> **Work to be completed**:
Copy out every line of the data that has the word "photo" somewhere in it.

> **Data section**:

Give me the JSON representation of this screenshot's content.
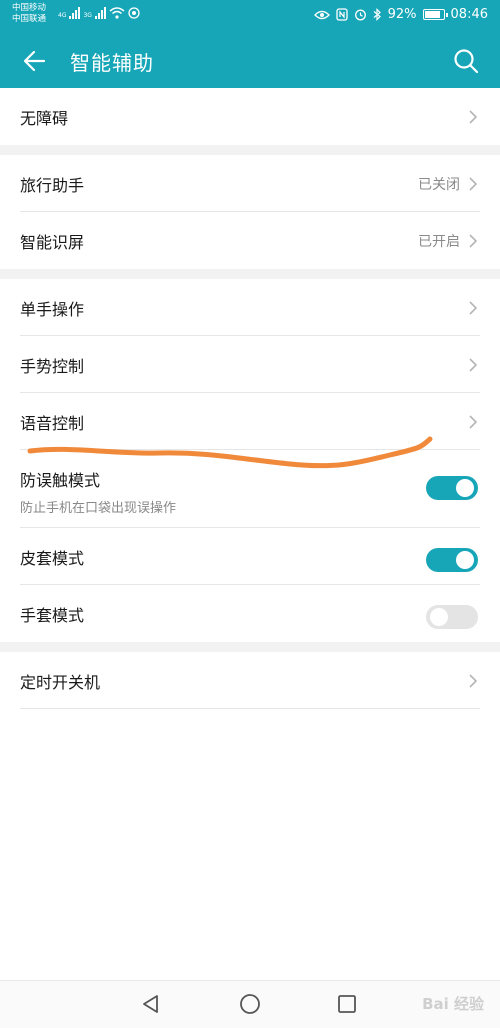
{
  "status_bar": {
    "carrier_1": "中国移动",
    "carrier_2": "中国联通",
    "net_1": "4G",
    "net_2": "3G",
    "battery_text": "92%",
    "time": "08:46"
  },
  "app_bar": {
    "title": "智能辅助",
    "back_icon": "arrow-left",
    "search_icon": "search"
  },
  "sections": [
    {
      "items": [
        {
          "label": "无障碍",
          "type": "link"
        }
      ]
    },
    {
      "items": [
        {
          "label": "旅行助手",
          "value": "已关闭",
          "type": "link"
        },
        {
          "label": "智能识屏",
          "value": "已开启",
          "type": "link"
        }
      ]
    },
    {
      "items": [
        {
          "label": "单手操作",
          "type": "link"
        },
        {
          "label": "手势控制",
          "type": "link"
        },
        {
          "label": "语音控制",
          "type": "link"
        },
        {
          "label": "防误触模式",
          "sublabel": "防止手机在口袋出现误操作",
          "type": "toggle",
          "on": true
        },
        {
          "label": "皮套模式",
          "type": "toggle",
          "on": true
        },
        {
          "label": "手套模式",
          "type": "toggle",
          "on": false
        }
      ]
    },
    {
      "items": [
        {
          "label": "定时开关机",
          "type": "link"
        }
      ]
    }
  ],
  "nav_bar": {
    "watermark": "Bai 经验"
  },
  "colors": {
    "accent": "#17a6b7",
    "annotation": "#f0893a"
  }
}
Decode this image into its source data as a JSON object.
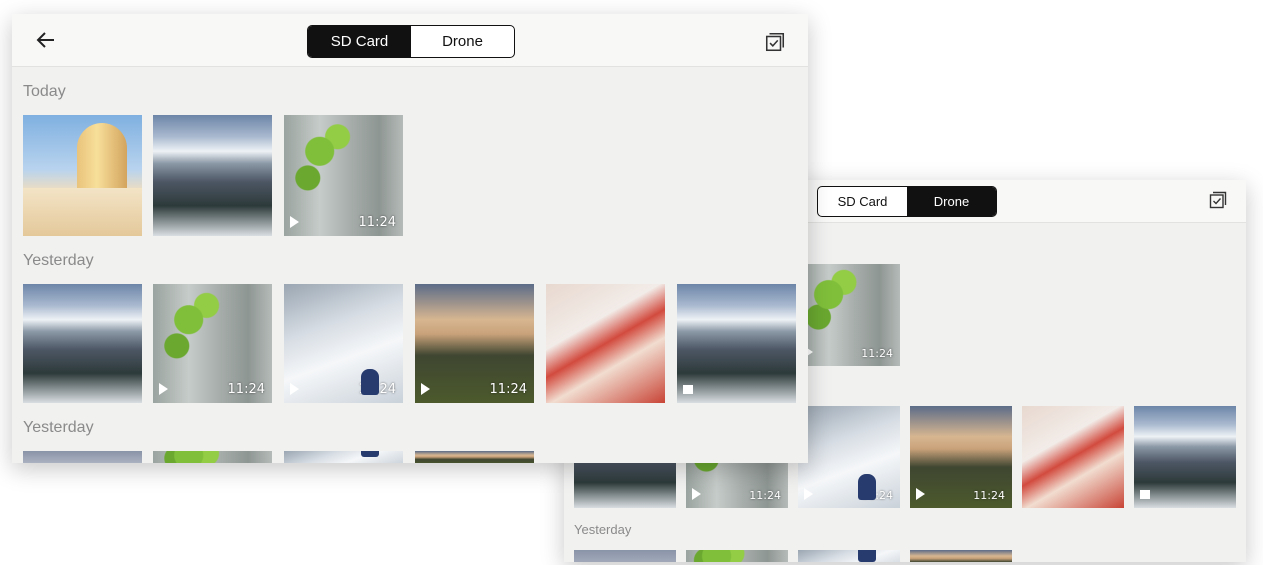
{
  "front_window": {
    "segmented_control": {
      "options": [
        "SD Card",
        "Drone"
      ],
      "active": "SD Card"
    },
    "sections": [
      {
        "label": "Today",
        "items": [
          {
            "image": "building-photo",
            "video": false
          },
          {
            "image": "mountain-photo",
            "video": false
          },
          {
            "image": "ivy-wall-video",
            "video": true,
            "duration": "11:24"
          }
        ]
      },
      {
        "label": "Yesterday",
        "items": [
          {
            "image": "mountain-photo",
            "video": false
          },
          {
            "image": "ivy-wall-video",
            "video": true,
            "duration": "11:24"
          },
          {
            "image": "snow-slope-video",
            "video": true,
            "duration": "11:24"
          },
          {
            "image": "sunset-landscape-video",
            "video": true,
            "duration": "11:24"
          },
          {
            "image": "gift-box-photo",
            "video": false
          },
          {
            "image": "mountain-panorama",
            "video": false,
            "badge": "square"
          }
        ]
      },
      {
        "label": "Yesterday"
      }
    ]
  },
  "back_window": {
    "segmented_control": {
      "options": [
        "SD Card",
        "Drone"
      ],
      "active": "Drone"
    },
    "items_row": [
      {
        "image": "ivy-wall-video",
        "video": true,
        "duration": "11:24"
      },
      {
        "image": "mountain-photo",
        "video": false
      },
      {
        "image": "ivy-wall-video",
        "video": true,
        "duration": "11:24"
      },
      {
        "image": "snow-slope-video",
        "video": true,
        "duration": "11:24"
      },
      {
        "image": "sunset-landscape-video",
        "video": true,
        "duration": "11:24"
      },
      {
        "image": "gift-box-photo",
        "video": false
      },
      {
        "image": "mountain-panorama",
        "video": false,
        "badge": "square"
      }
    ],
    "sections": [
      {
        "label": "Yesterday"
      }
    ]
  },
  "icons": {
    "back": "arrow-left-icon",
    "select": "select-checkbox-icon"
  },
  "colors": {
    "active_segment_bg": "#111111",
    "background": "#f1f1f0"
  }
}
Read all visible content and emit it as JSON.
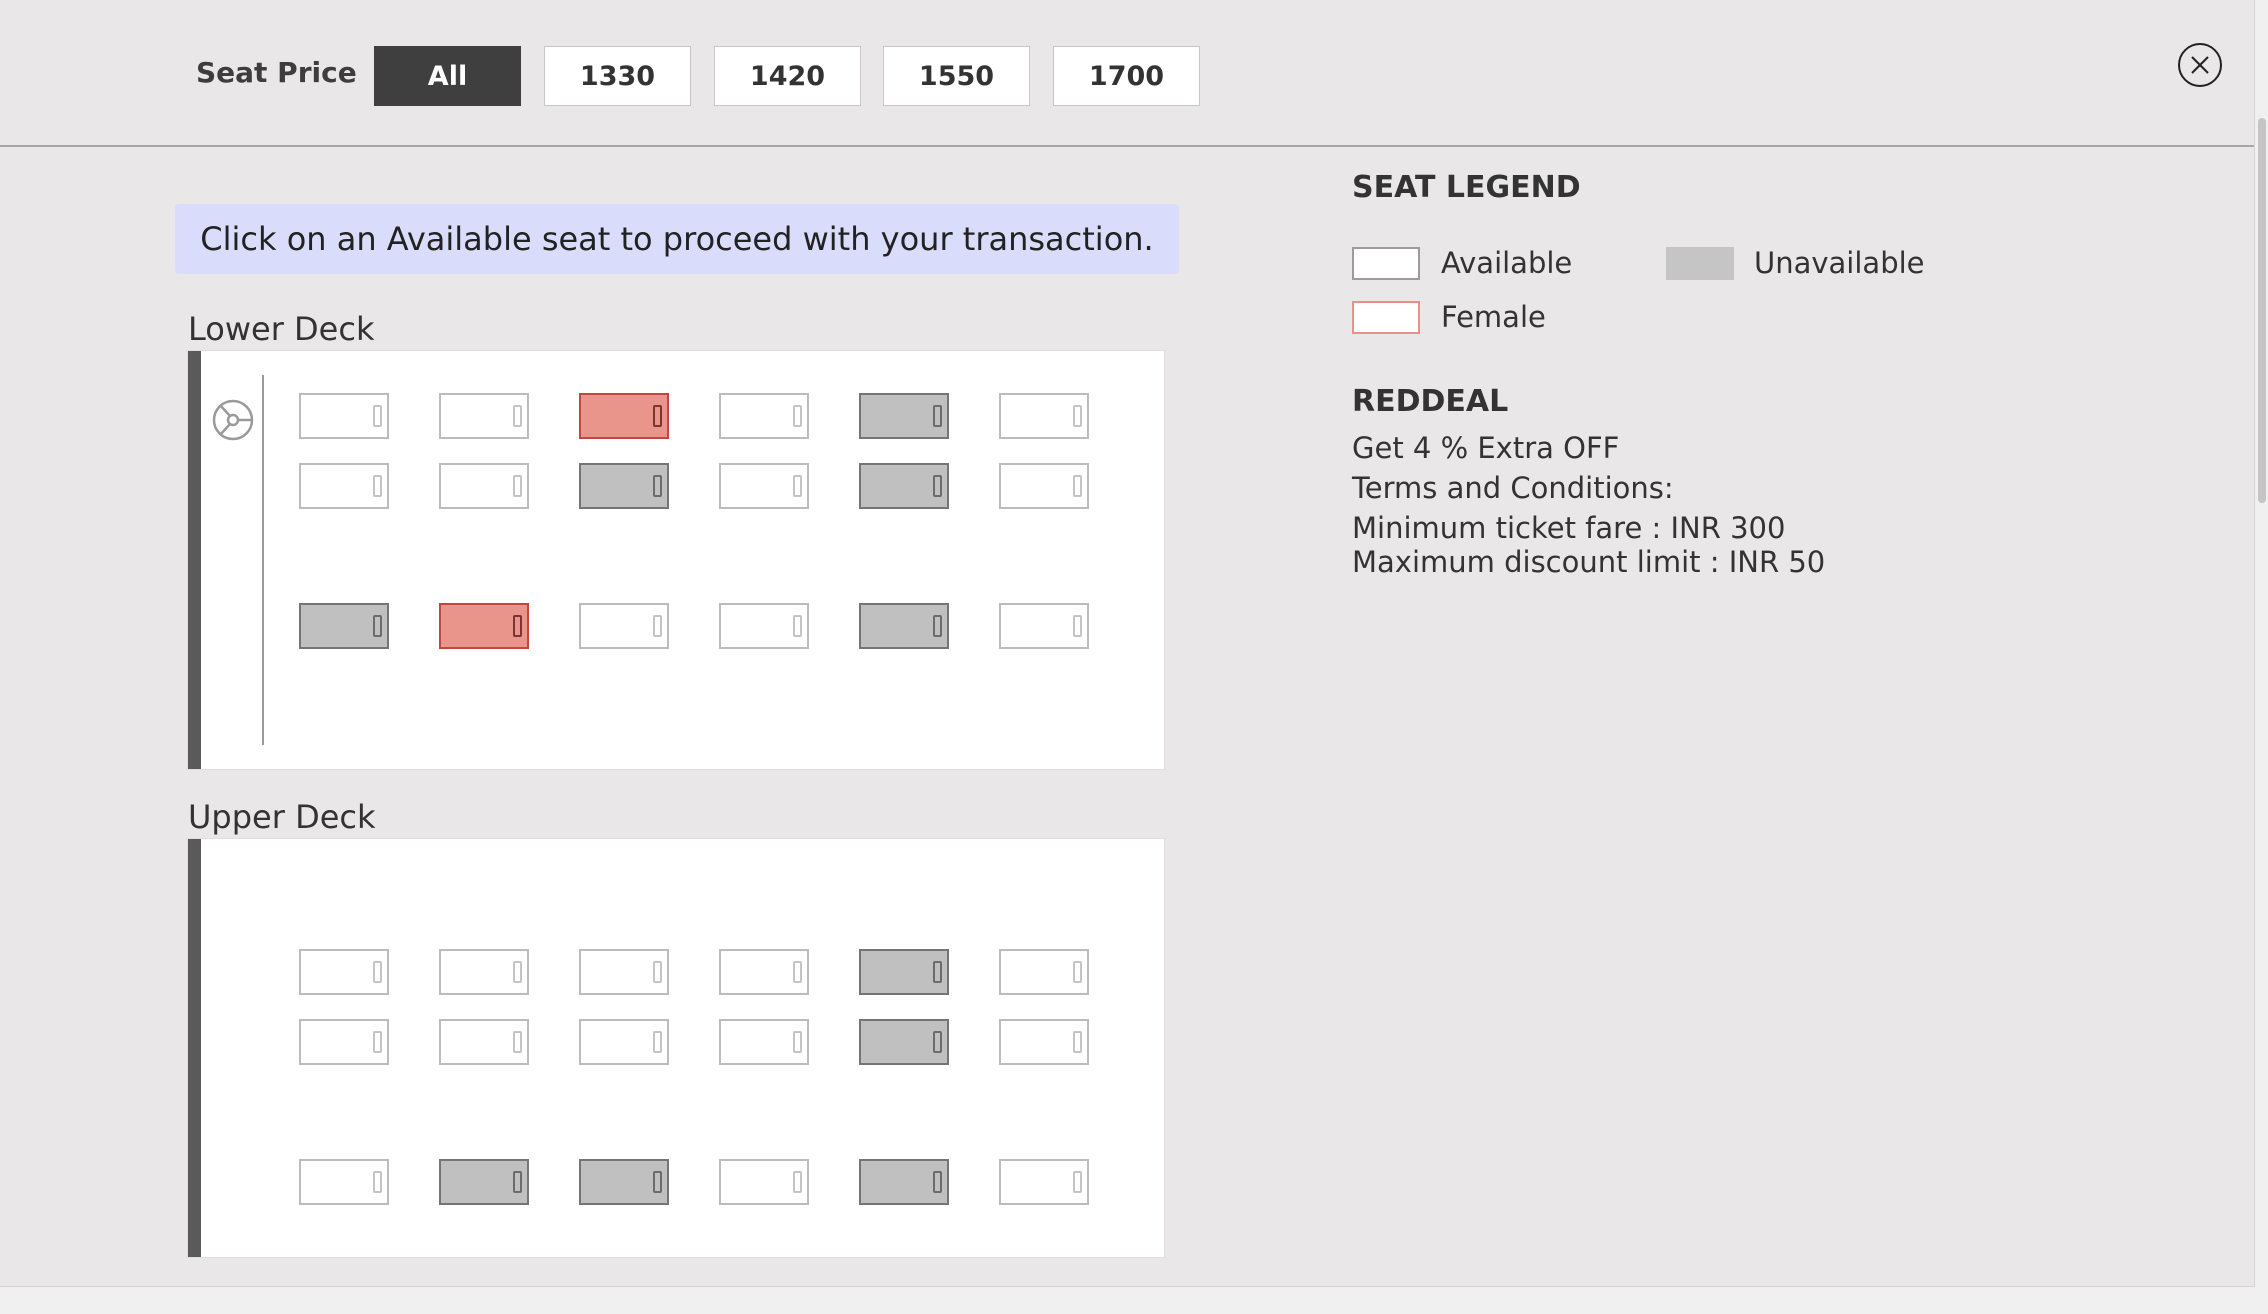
{
  "seat_price": {
    "label": "Seat Price",
    "options": [
      "All",
      "1330",
      "1420",
      "1550",
      "1700"
    ],
    "selected": "All"
  },
  "banner": "Click on an Available seat to proceed with your transaction.",
  "lower_deck": {
    "title": "Lower Deck",
    "rows": [
      [
        "available",
        "available",
        "female",
        "available",
        "unavailable",
        "available"
      ],
      [
        "available",
        "available",
        "unavailable",
        "available",
        "unavailable",
        "available"
      ],
      [
        "unavailable",
        "female",
        "available",
        "available",
        "unavailable",
        "available"
      ]
    ]
  },
  "upper_deck": {
    "title": "Upper Deck",
    "rows": [
      [
        "available",
        "available",
        "available",
        "available",
        "unavailable",
        "available"
      ],
      [
        "available",
        "available",
        "available",
        "available",
        "unavailable",
        "available"
      ],
      [
        "available",
        "unavailable",
        "unavailable",
        "available",
        "unavailable",
        "available"
      ]
    ]
  },
  "legend": {
    "title": "SEAT LEGEND",
    "available": "Available",
    "unavailable": "Unavailable",
    "female": "Female"
  },
  "deal": {
    "title": "REDDEAL",
    "offer": "Get 4 % Extra OFF",
    "terms_heading": "Terms and Conditions:",
    "min_fare": "Minimum ticket fare : INR 300",
    "max_discount": "Maximum discount limit : INR 50"
  },
  "colors": {
    "available": "#ffffff",
    "unavailable": "#c0c0c0",
    "female": "#ea958c",
    "banner": "#dadcfb",
    "active_button": "#3f3f3f"
  },
  "icons": [
    "steering-wheel-icon",
    "close-icon",
    "berth-pillow-icon"
  ]
}
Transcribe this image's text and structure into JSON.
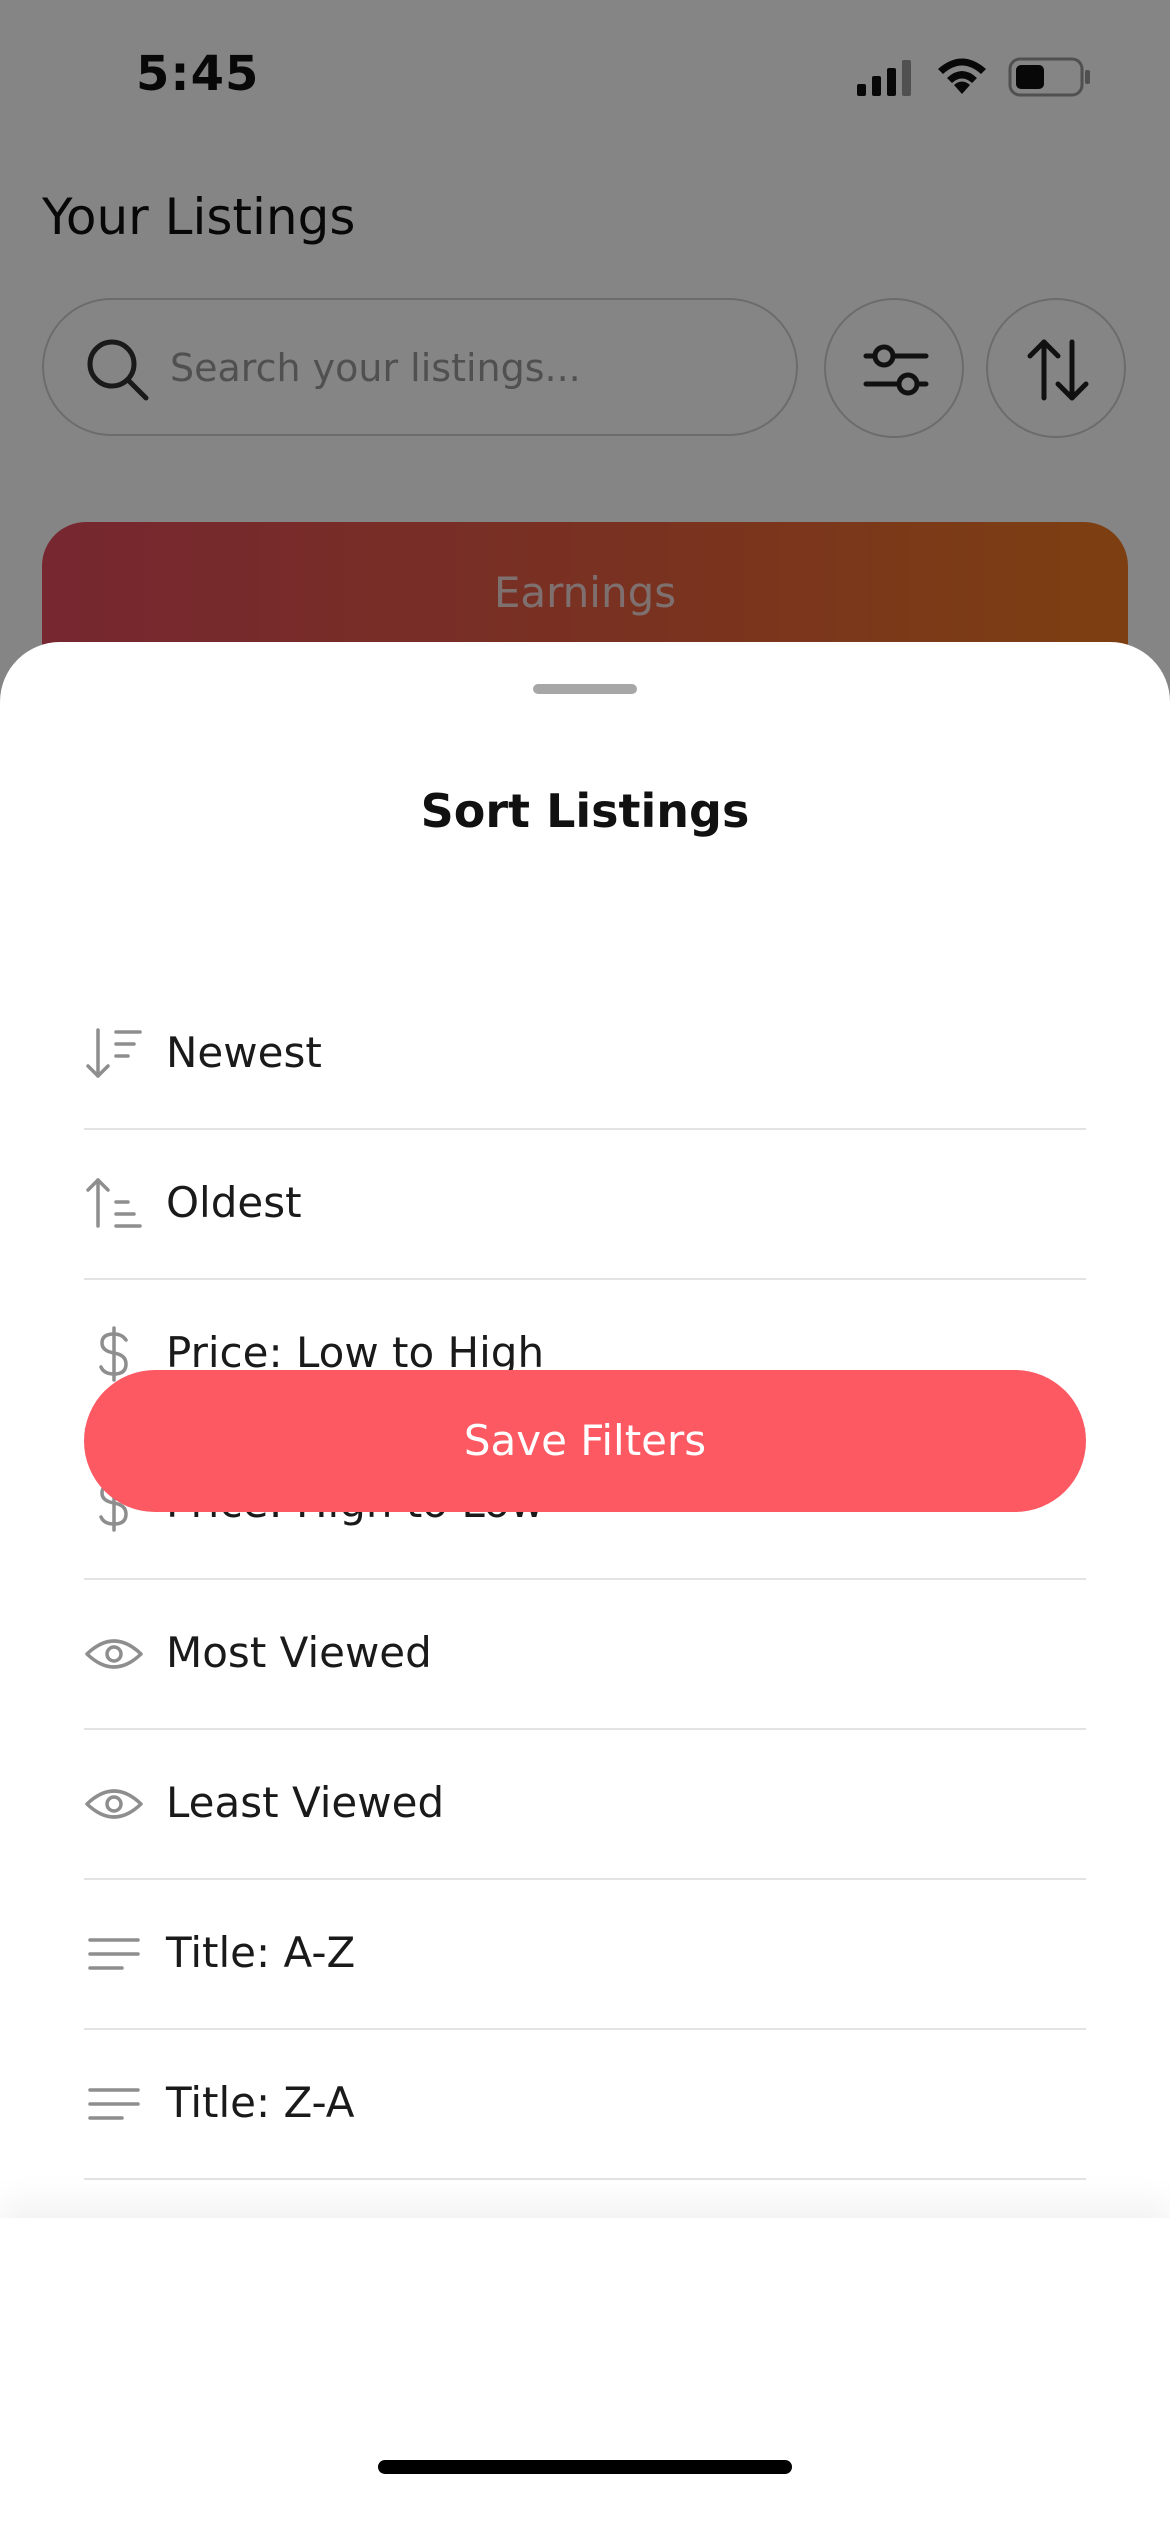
{
  "status_bar": {
    "time": "5:45"
  },
  "page": {
    "title": "Your Listings",
    "search_placeholder": "Search your listings...",
    "earnings_label": "Earnings"
  },
  "sheet": {
    "title": "Sort Listings",
    "options": [
      {
        "label": "Newest",
        "icon": "sort-descending-icon"
      },
      {
        "label": "Oldest",
        "icon": "sort-ascending-icon"
      },
      {
        "label": "Price: Low to High",
        "icon": "dollar-icon"
      },
      {
        "label": "Price: High to Low",
        "icon": "dollar-icon"
      },
      {
        "label": "Most Viewed",
        "icon": "eye-icon"
      },
      {
        "label": "Least Viewed",
        "icon": "eye-icon"
      },
      {
        "label": "Title: A-Z",
        "icon": "align-left-icon"
      },
      {
        "label": "Title: Z-A",
        "icon": "align-left-icon"
      }
    ],
    "save_button": "Save Filters"
  },
  "colors": {
    "accent": "#fd5963",
    "earnings_gradient_start": "#e34b5d",
    "earnings_gradient_end": "#f07a22",
    "icon_gray": "#8e8e8e",
    "divider": "#e3e3e3"
  }
}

> **Reply to the exercise**:
            "image": "building-photo",
            "image": "mountain-photo",
            "image": "mountain-photo",
            "image": "gift-box-photo",
        "image": "mountain-photo",
        "image": "gift-box-photo",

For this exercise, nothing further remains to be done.